An unabashed racist will represent the Republican party in the November election for a congressional seat after a write-in candidate failed to derail his effort.
With 86 percent of the primary vote counted Thursday, write-in candidate Dennis Bertrand (search) had just 1,554 votes compared to 7,671, or 83 percent, for James L. Hart (search), a believer in the discredited, phony science of eugenics.
In November, the GOP candidate will oppose Rep. John Tanner, a Democrat who has represented the northwest Tennessee district for 15 years.
Hart, 60, vows if elected to work toward keeping "less favored races" from reproducing or immigrating to the United States. In campaign literature, Hart contends that "poverty genes" threaten to turn the United States into "one big Detroit."
"I didn't expect to win," Hart said. "I thought their network would beat my ideas."
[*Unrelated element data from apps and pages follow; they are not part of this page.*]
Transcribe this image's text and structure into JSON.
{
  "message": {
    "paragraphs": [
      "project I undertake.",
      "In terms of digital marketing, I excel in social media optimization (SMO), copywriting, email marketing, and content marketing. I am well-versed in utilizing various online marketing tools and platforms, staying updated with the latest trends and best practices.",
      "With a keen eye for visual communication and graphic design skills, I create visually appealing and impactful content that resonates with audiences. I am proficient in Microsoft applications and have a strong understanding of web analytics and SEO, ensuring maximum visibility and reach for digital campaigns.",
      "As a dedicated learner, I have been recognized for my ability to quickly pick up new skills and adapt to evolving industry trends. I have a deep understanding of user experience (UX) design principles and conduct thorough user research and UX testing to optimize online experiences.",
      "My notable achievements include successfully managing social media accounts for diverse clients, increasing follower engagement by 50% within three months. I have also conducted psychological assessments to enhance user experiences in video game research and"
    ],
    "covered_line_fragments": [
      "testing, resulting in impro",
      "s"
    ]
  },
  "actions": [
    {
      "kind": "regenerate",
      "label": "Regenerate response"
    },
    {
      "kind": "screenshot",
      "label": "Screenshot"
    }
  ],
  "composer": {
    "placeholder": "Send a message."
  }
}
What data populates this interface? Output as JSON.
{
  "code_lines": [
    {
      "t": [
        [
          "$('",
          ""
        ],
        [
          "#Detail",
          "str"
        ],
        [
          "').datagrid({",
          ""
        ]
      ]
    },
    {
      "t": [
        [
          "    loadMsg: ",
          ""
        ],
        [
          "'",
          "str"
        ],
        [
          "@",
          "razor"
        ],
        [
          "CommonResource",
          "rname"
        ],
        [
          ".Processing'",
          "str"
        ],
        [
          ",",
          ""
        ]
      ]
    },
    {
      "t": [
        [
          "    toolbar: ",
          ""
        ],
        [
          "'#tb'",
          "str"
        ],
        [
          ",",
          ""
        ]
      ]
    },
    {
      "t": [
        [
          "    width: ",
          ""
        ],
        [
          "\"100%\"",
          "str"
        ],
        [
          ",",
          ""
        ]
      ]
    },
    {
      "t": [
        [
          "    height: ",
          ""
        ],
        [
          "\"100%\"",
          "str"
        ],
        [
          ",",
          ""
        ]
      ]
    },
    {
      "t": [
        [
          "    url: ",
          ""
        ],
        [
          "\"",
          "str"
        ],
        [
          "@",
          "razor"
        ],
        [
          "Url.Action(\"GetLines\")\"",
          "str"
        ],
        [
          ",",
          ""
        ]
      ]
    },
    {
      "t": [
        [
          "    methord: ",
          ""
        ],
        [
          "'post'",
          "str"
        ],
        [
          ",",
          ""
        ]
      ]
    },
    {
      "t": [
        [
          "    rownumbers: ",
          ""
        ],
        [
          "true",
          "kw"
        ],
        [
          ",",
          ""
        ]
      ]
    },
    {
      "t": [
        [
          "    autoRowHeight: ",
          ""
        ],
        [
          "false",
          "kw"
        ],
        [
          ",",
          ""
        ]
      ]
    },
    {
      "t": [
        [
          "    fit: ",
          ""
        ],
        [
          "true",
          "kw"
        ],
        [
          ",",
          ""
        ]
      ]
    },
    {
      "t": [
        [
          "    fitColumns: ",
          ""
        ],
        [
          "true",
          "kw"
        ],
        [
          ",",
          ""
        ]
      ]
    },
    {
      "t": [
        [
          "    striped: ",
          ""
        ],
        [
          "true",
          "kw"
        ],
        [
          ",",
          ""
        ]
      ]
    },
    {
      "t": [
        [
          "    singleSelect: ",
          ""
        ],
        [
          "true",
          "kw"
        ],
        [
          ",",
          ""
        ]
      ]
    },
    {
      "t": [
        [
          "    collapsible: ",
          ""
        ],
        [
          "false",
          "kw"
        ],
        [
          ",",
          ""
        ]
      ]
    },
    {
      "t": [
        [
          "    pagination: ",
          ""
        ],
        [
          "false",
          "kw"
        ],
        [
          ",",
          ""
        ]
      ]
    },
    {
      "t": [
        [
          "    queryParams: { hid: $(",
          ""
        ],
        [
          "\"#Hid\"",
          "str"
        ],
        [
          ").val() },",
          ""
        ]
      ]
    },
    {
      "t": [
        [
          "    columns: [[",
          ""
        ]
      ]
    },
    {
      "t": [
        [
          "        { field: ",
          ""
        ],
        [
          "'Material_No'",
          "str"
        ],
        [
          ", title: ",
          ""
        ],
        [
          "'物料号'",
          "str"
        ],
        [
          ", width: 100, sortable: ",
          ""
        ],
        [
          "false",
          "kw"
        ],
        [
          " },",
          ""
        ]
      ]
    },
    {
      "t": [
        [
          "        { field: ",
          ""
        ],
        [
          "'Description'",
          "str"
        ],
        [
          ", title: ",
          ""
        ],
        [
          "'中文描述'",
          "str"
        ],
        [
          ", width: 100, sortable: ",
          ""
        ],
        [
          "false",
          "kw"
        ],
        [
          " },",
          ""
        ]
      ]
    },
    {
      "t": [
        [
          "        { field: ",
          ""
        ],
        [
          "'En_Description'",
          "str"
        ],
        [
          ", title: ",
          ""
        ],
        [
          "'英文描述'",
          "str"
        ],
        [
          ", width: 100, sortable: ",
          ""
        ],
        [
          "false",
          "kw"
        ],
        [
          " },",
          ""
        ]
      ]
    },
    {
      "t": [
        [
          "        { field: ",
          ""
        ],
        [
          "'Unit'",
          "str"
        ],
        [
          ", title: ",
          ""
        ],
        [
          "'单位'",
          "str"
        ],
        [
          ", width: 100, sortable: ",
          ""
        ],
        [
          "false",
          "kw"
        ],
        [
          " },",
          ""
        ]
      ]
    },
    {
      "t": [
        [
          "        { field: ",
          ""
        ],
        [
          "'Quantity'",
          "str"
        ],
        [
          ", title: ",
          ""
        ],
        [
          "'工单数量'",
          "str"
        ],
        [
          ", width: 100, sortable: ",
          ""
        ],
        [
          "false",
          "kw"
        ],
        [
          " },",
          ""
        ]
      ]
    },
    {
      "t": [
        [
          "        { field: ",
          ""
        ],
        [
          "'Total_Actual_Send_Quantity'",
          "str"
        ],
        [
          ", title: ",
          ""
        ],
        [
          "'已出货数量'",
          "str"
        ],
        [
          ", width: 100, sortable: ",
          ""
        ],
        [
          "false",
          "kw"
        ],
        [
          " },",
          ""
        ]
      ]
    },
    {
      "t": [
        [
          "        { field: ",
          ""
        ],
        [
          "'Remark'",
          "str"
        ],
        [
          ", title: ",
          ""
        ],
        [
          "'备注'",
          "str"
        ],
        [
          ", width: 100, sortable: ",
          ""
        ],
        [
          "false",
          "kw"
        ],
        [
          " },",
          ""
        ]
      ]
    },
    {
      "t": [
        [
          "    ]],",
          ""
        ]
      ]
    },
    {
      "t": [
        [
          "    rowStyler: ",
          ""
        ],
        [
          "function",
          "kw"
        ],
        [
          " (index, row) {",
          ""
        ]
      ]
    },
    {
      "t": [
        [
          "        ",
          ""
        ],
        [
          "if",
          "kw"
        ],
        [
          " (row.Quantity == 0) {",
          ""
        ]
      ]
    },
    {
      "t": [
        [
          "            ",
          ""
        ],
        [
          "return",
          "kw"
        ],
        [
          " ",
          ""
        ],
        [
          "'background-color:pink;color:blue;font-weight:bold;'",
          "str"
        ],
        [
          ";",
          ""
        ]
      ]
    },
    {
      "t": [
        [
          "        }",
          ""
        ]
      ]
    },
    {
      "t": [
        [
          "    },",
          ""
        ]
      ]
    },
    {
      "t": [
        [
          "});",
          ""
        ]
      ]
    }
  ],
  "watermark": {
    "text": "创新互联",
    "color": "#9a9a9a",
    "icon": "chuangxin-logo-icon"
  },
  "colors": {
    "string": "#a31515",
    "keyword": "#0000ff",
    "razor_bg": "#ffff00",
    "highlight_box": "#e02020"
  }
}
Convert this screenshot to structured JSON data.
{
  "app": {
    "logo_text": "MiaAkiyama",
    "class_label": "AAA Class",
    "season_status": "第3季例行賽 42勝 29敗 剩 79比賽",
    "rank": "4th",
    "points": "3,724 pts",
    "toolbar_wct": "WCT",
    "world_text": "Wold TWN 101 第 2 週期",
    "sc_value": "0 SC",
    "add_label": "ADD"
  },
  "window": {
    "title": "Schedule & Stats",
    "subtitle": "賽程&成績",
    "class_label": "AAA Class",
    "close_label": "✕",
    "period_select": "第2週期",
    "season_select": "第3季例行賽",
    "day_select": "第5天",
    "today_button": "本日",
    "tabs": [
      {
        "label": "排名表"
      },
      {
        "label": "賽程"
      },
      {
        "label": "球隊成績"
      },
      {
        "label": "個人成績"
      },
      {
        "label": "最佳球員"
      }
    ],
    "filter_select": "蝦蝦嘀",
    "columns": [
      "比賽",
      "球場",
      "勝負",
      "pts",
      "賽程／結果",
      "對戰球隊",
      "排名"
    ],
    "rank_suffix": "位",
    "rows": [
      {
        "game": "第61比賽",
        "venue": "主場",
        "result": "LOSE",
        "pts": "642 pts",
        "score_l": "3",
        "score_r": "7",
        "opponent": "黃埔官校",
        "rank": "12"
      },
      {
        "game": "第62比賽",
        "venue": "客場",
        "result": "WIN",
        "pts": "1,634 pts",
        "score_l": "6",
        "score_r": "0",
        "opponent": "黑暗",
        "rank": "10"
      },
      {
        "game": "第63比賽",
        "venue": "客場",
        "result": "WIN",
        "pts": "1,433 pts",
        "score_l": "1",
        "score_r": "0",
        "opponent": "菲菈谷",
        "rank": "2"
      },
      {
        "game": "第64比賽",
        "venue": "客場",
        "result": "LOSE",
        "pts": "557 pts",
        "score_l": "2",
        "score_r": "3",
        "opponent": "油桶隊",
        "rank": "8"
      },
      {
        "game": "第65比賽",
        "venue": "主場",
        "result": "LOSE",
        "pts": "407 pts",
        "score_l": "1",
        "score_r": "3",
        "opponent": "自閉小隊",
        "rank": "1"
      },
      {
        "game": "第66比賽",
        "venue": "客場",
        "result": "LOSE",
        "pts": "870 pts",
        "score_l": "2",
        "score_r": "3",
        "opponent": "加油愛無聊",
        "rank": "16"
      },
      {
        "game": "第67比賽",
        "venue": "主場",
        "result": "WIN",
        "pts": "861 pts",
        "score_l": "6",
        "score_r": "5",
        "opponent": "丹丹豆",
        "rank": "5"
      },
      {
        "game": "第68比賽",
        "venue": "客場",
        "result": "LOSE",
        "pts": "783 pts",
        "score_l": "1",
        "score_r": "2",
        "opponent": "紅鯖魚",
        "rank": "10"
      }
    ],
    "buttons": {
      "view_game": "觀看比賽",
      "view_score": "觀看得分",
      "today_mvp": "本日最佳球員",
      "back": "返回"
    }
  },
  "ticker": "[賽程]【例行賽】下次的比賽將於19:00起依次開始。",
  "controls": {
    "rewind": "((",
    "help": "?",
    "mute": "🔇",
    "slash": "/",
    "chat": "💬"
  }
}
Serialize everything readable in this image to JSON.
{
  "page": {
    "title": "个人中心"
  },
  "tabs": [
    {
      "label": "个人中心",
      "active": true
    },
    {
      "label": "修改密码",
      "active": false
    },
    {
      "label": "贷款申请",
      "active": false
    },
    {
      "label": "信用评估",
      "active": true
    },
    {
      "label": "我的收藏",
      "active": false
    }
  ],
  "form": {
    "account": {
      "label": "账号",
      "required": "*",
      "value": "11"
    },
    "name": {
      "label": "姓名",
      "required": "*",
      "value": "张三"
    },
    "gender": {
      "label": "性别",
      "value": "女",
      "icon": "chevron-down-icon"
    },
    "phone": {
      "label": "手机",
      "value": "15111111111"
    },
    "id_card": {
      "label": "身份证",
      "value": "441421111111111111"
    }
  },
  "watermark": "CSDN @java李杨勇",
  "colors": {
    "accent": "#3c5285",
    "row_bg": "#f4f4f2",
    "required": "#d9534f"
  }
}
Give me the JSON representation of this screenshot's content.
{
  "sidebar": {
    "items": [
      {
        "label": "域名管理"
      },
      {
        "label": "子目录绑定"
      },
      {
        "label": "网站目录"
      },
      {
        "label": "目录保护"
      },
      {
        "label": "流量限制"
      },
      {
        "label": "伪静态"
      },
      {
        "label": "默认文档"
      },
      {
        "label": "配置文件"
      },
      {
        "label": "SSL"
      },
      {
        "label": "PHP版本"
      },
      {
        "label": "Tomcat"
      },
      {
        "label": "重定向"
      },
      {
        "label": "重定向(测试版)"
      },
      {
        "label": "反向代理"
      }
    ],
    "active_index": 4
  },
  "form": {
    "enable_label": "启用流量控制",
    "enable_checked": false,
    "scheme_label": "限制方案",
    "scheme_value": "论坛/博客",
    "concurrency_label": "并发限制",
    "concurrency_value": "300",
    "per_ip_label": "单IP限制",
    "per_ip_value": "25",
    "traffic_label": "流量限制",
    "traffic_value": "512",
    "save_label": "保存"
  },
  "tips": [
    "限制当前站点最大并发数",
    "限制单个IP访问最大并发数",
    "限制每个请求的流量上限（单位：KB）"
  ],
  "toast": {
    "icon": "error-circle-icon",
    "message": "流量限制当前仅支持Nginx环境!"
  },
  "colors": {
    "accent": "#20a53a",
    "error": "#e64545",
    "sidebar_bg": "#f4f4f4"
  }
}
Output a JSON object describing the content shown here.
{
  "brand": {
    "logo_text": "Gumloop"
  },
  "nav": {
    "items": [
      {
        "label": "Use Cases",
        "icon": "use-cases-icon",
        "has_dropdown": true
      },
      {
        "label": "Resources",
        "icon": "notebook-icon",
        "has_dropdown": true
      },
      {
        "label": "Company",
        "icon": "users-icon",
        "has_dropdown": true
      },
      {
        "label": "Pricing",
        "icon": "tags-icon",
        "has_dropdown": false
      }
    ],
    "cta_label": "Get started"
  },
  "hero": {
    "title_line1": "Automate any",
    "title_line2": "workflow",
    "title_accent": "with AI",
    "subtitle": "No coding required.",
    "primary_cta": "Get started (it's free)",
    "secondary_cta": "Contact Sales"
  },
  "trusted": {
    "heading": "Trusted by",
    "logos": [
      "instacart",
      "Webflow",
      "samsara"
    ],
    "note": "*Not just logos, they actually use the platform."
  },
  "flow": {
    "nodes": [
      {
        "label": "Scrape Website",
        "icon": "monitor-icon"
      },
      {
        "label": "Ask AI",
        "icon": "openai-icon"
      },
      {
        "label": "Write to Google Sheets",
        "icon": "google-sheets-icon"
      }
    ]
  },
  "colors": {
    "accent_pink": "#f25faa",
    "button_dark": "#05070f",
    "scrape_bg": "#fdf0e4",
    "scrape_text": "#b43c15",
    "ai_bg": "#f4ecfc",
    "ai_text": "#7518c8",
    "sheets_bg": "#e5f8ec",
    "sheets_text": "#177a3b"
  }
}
He has run for the 8th District seat before and drawn little attention. But people began to notice this time because he was the only Republican on the ballot.
Since the deadline for getting on the ballot had passed, Bertrand, also a Republican, began a write-in campaign, saying he wanted to protect the party's honor.
"I think his beliefs are not beliefs of any party that I know of," Bertrand said Thursday night. "I knew it was going to be a really long shot, but in good conscience, I had to at least give it an attempt."
Bertrand, a financial analyst and former military officer, was on active duty with the National Guard when the deadline to get on the primary ballot passed.
Hart said he will have lots of time to campaign for the general election since he was forced Wednesday to resign from his job as a real estate salesman because of the attention he drew during the primary.
"They didn't say 'You're fired' in exactly those words, but it was pretty clear what they wanted," Hart said.
While campaigning, Hart sometimes wears a protective vest and carries a .40-caliber pistol, but he said he has run into no trouble.
"When I knock on a door and say white children deserve the same rights as everybody else, the enthusiastic response is truly amazing," he said.
If a black person opens the door, he says he simply drops off campaign literature and leaves.